An Overview of HIV/AIDS in the U.S.
Human Immunodeficiency Virus (HIV) targets the immune system and, if left untreated, results in Acquired Immune Deficiency Syndrome (AIDS). People who progress to AIDS have weakened immune systems, making them vulnerable to life-threatening opportunistic infections.
The Centers for Disease Control and Prevention (CDC) estimates that 1.2 million people in the United States are currently living with HIV. Of these 1.2 million, around 14% are unaware that they are infected with HIV. Though the incidence of new infections in the U.S. has become stable over the last decade, the prevalence of individuals with HIV has increased during this time because new medications have increased the lifespan of individuals infected with HIV.
Since the HIV/AIDS epidemic began in the U.S. in the 1980s, more than 700,000 people have died from the disease. Although the U.S. had made progress slowing the transmission of the disease, the CDC reported that, in 2018 alone, nearly 17,000 people with AIDS died. In addition to the impact of lost lives, the economic cost associated with HIV/AIDS remains high. According to the CDC, the current estimate for the cost of lifetime treatment for one person living with HIV is nearly $400,000.
Resources to Learn More
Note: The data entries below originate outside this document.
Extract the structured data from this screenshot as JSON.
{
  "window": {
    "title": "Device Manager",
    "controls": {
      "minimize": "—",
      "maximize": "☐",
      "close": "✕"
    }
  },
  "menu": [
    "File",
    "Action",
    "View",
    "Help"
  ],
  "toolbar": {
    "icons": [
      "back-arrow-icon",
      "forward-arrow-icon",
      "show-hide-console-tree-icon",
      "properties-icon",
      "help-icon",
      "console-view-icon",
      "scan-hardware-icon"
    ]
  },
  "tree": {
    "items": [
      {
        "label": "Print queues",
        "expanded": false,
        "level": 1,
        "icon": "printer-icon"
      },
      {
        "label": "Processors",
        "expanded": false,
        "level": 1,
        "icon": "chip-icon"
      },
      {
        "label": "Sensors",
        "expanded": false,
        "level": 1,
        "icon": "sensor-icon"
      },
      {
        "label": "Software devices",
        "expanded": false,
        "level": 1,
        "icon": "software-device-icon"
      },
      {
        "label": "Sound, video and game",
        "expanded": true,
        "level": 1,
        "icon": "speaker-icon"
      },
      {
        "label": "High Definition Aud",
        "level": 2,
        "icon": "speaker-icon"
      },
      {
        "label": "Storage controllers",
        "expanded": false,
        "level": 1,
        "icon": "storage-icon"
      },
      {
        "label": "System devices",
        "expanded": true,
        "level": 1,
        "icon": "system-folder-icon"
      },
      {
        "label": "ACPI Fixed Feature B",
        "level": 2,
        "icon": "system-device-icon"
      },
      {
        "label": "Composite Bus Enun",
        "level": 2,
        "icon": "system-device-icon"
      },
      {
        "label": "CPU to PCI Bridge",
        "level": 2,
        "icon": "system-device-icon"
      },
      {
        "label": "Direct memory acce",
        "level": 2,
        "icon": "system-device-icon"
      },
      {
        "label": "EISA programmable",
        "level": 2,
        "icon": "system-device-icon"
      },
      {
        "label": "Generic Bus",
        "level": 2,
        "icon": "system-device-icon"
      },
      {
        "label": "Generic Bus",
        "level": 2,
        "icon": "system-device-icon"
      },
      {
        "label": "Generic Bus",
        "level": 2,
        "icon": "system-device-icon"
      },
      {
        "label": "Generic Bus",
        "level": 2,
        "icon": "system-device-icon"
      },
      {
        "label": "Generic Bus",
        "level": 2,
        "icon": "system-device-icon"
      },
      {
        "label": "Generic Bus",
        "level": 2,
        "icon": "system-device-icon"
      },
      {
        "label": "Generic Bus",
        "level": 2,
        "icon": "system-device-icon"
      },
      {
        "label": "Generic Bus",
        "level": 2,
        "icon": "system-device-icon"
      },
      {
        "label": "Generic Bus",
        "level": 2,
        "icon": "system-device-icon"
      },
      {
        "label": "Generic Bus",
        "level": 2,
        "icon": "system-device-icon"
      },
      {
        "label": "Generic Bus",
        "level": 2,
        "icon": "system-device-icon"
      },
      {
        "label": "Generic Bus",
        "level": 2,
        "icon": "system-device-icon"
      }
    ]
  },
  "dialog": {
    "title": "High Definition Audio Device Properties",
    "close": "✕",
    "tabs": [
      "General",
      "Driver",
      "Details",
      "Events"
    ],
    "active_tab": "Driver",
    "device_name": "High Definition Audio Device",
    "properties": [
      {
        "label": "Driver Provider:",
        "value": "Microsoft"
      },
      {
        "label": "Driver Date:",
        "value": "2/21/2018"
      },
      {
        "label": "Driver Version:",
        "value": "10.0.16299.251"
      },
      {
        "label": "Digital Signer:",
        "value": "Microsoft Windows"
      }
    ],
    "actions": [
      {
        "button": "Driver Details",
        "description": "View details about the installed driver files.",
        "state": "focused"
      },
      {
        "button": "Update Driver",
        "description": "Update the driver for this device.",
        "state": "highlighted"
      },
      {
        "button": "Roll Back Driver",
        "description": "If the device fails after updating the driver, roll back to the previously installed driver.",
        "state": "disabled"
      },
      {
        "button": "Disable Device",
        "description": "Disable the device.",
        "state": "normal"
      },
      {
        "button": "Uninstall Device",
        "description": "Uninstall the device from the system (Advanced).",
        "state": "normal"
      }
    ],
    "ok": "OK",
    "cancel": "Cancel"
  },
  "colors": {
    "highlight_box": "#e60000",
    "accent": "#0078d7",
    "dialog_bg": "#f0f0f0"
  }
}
Official U.S. Department of Health & Human Services website that includes background information on HIV, descriptions of federal resources, an HIV/AIDS service locator, guides on utilizing new media and mobile apps as they relate to HIV/AIDS prevention and treatment, as well as news and events in the field.
Organization(s): U.S. Department of Health and Human Services
A Timeline of HIV and AIDS
Timeline of the history of the HIV/AIDS epidemic in the United States from 1981 through 2019.